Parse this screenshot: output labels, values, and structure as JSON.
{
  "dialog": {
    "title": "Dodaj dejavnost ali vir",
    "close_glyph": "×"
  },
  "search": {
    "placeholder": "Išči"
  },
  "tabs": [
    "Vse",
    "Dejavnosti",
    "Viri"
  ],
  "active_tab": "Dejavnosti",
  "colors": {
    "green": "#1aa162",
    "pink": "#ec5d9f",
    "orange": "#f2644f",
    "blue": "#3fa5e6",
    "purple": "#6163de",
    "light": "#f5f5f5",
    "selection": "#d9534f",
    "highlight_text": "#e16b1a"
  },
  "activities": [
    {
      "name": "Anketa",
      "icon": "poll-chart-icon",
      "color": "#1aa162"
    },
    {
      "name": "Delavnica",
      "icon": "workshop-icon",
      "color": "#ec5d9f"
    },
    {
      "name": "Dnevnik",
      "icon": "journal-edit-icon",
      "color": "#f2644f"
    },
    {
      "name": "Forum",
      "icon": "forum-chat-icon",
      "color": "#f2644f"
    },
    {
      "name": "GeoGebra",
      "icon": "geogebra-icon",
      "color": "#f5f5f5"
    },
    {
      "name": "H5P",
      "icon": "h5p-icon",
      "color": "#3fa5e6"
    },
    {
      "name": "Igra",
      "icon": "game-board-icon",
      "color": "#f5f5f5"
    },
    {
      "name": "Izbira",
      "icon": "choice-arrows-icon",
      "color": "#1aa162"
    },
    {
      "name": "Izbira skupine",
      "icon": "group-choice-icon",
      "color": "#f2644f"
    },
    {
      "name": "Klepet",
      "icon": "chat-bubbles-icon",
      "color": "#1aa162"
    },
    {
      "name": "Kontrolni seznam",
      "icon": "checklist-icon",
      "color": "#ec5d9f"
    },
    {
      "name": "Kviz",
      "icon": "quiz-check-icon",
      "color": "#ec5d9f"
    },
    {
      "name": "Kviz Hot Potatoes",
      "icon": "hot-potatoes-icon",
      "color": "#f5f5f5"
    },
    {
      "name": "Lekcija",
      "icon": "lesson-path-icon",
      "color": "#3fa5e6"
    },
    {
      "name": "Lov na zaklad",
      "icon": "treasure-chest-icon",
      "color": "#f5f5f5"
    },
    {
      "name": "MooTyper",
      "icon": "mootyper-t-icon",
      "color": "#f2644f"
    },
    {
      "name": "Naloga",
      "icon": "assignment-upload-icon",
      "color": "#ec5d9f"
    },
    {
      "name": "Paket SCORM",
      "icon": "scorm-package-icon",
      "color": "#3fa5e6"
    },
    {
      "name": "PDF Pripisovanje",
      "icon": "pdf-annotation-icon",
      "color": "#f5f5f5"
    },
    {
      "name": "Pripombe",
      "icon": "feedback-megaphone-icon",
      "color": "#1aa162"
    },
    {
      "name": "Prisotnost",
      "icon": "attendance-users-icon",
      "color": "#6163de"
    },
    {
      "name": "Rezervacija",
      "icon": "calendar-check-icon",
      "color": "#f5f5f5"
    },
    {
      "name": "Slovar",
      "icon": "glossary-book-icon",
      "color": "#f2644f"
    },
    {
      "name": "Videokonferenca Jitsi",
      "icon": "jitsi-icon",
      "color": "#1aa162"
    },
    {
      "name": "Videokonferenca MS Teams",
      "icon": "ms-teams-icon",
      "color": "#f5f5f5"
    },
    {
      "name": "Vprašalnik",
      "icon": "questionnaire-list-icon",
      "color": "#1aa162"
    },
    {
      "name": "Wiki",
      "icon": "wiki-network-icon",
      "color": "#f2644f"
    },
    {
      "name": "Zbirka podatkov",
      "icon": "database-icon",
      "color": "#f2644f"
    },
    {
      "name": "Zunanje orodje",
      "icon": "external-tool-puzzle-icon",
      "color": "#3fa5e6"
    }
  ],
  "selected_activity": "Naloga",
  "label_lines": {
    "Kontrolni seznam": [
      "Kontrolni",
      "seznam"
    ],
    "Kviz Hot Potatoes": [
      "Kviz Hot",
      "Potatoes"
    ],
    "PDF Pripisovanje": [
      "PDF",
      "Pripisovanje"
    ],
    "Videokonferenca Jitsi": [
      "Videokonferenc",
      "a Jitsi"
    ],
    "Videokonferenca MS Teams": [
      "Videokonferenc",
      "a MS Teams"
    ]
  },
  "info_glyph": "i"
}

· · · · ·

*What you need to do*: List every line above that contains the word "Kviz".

*Output of the exercise*:
      "name": "Kviz",
      "name": "Kviz Hot Potatoes",
    "Kviz Hot Potatoes": [
      "Kviz Hot",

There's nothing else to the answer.